A Blog by International Students at Leiden University
Here in the Netherlands, life goes by appointments. We can simply call it as “diary culture”. Whether electronic or traditional, dairies constitute an inseparable part of daily life.
Being in order is pretty important to Dutch society. They give great importance to the time and planning. Therefore, they make appointments almost for everything you can think of.
For example; you don’t feel well and you want to see your registered general practitioner (huisarts), then you have to make an appointment prior to your visit… Do you plan to meet your friend to grab a coffee and to chitchat a bit? Try to ask him/her as early as possible so that you can set a date… Even most of the hairdressers require appointment unless it works “zonder afspraak” (without appointment). These dates may be set for the next week but also for two months later. But attention! Once you made one, you should appear on time!
Fun Fact: Sometimes you may see people making an appointment to discuss when they will have an appointment.

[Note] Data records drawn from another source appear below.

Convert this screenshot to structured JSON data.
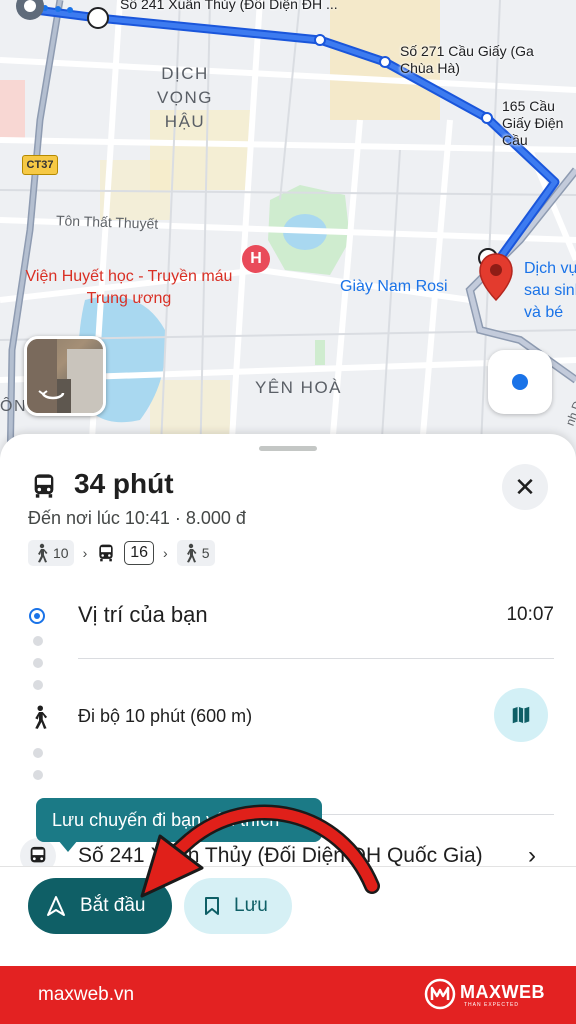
{
  "map": {
    "districts": {
      "dich_vong_hau": "DỊCH VỌNG HẬU",
      "yen_hoa": "YÊN HOÀ",
      "on": "ÔN"
    },
    "streets": {
      "ton_that_thuyet": "Tôn Thất Thuyết",
      "road_code": "CT37"
    },
    "pois": {
      "hospital": "Viện Huyết học - Truyền máu Trung ương",
      "hospital_letter": "H",
      "store": "Giày Nam Rosi",
      "destination_label": "Dịch vụ sau sinh và bé",
      "daily_label": "nh Dai"
    },
    "stops": {
      "s241": "Số 241 Xuân Thủy (Đối Diện ĐH ...",
      "s271": "Số 271 Cầu Giấy (Ga Chùa Hà)",
      "s165": "165 Cầu Giấy Điện Cầu"
    },
    "route_color": "#1a56db"
  },
  "trip": {
    "duration": "34 phút",
    "arrival": "Đến nơi lúc 10:41 · 8.000 đ",
    "walk_before": "10",
    "bus_number": "16",
    "walk_after": "5"
  },
  "timeline": {
    "origin_label": "Vị trí của bạn",
    "origin_time": "10:07",
    "walk_label": "Đi bộ 10 phút (600 m)",
    "stop_label": "Số 241 Xuân Thủy (Đối Diện ĐH Quốc Gia)"
  },
  "tooltip": {
    "text": "Lưu chuyến đi bạn yêu thích"
  },
  "actions": {
    "start_label": "Bắt đầu",
    "save_label": "Lưu"
  },
  "footer": {
    "url": "maxweb.vn",
    "brand": "MAXWEB",
    "tagline": "THAN EXPECTED"
  },
  "colors": {
    "accent": "#0f5f66",
    "footer_red": "#e32222",
    "pin_red": "#e33b2e",
    "location_blue": "#1a73e8"
  },
  "icons": [
    "bus-icon",
    "walk-icon",
    "close-icon",
    "map-icon",
    "navigation-icon",
    "bookmark-icon",
    "chevron-right-icon",
    "location-pin-icon"
  ]
}
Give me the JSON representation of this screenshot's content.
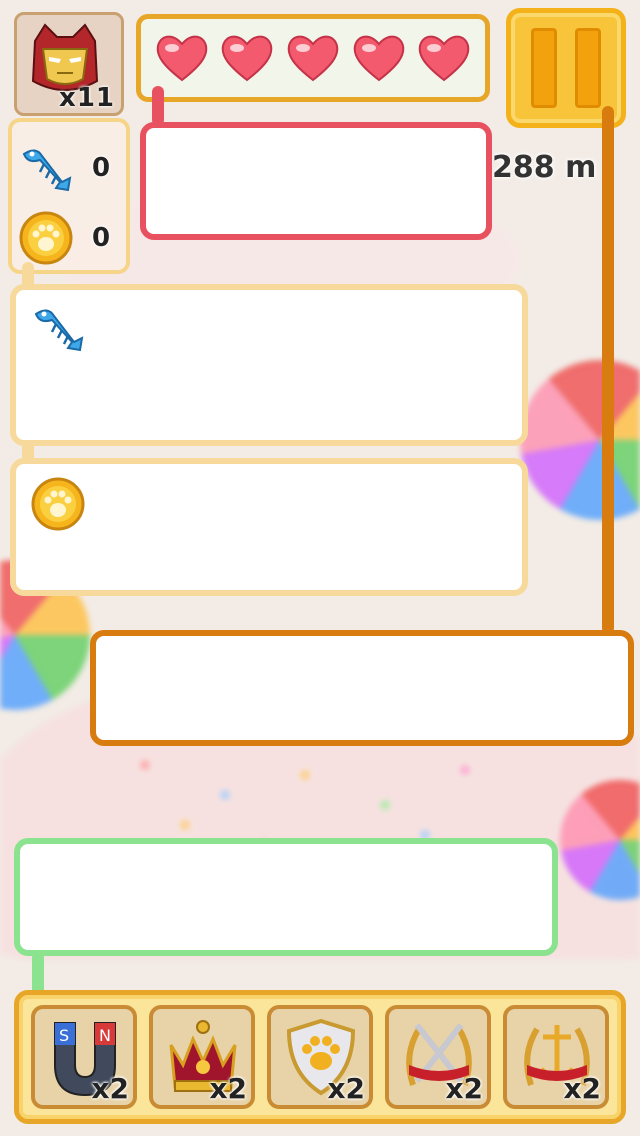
{
  "hud": {
    "lives_count": "x11",
    "hearts": 5,
    "distance": "288 m",
    "fish_count": "0",
    "coin_count": "0"
  },
  "powerups": [
    {
      "name": "magnet",
      "count": "x2"
    },
    {
      "name": "crown",
      "count": "x2"
    },
    {
      "name": "shield",
      "count": "x2"
    },
    {
      "name": "swords",
      "count": "x2"
    },
    {
      "name": "anchor-wreath",
      "count": "x2"
    }
  ],
  "callout_colors": {
    "hearts": "#e85260",
    "pause": "#d97c10",
    "powerups": "#8ce38f",
    "items": "#f6d99b"
  },
  "accent": "#e7a627"
}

If you are a person already accustomed to live by a programme, you’ll quite swiftly adapt yourself to this “diary culture”. If you are not, don’t worry, things will make you write down the dates. I didn’t use to a regular diary before I came to the Netherlands either. However, even the classes for a given course were not planned to take place on the same day and time of the week. This was a pretty new sort of schedule for me because in my bachelor studies the day and time of each course used to get determined at the beginning of the academic year and would be kept exactly the same during all the year. Eventually, I was urged to begin keeping a diary at least for the date of classes. However, after a while, I started to note even every item on my daily to-do list.
Here are some of the good sides and downsides of the appointment culture.
Do you like using diary? Which type of diary do you prefer? Feel free to share your thoughts in the comments below!